At the time of the Council of Ephesus, Theotokos was understood to mean that Mary was “mother of God,” but not in the sense that Jesus received his divine nature from Mary in any way. It simply meant that Mary, being the mother of Jesus, was the “mother of God” in that sense. Jesus is God and Mary is his mother, touching his human nature. There was no confusion at Ephesus or Chalcedon that this title was meant to ascribe any notion of deity to Mary. It simply articulated the fact that she was the earthly mother of the One Who was God Incarnate. Historian Jaroslav Pelikan has given a very good translation of Theotokos, one that accurately captures this historical understanding, “the one who gives birth to the One Who is God” (Mary Through the Centuries, New Haven, Conn.: Yale University Press, 1996, pg. 55). Given this understanding, historically there has been no official Protestant objection to the title “mother of God.” Obviously, this title could be understood to mean much more than it was understood to mean at Ephesus and at Chalcedon, but the words in and of themselves, properly qualified and defined, are not an occasion of controversy.
The Roman Catholic Church at some point began to co-opt this basic concept of Mary as the “Mother of God” and made devotion to Mary an integral part of worship (CCC 963, 971, 2677). The “Hail Mary” concludes with a petition for Mary to “pray for us sinners, now and at the hour of our death.” Protestants find this problematic. Attributing intercessory work to Mary draws objections from the vast majority of Protestants. They argue that viewing Mary as one who intercedes for us either now or at our deaths, makes Mary a kind of co-mediator of our redemption (cf. CCC 618, 964, 968, 970).

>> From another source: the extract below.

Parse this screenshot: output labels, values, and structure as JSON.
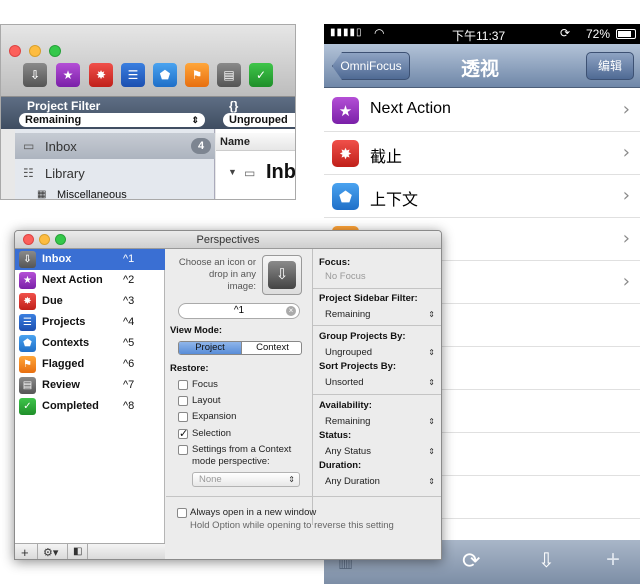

Generally speaking, Protestantism insists that Jesus is the sole mediator between God and man (I Timothy 2:5). Although, of course, the Holy Spirit also intercedes for us (Romans 8:26).
Circling back to each system’s approach to Scripture, the fundamental question that modern Roman Catholics and Mormons are obligated to answer is: Does the Holy Bible, as we have it today, contain enough information for a person to understand how to be eternally saved?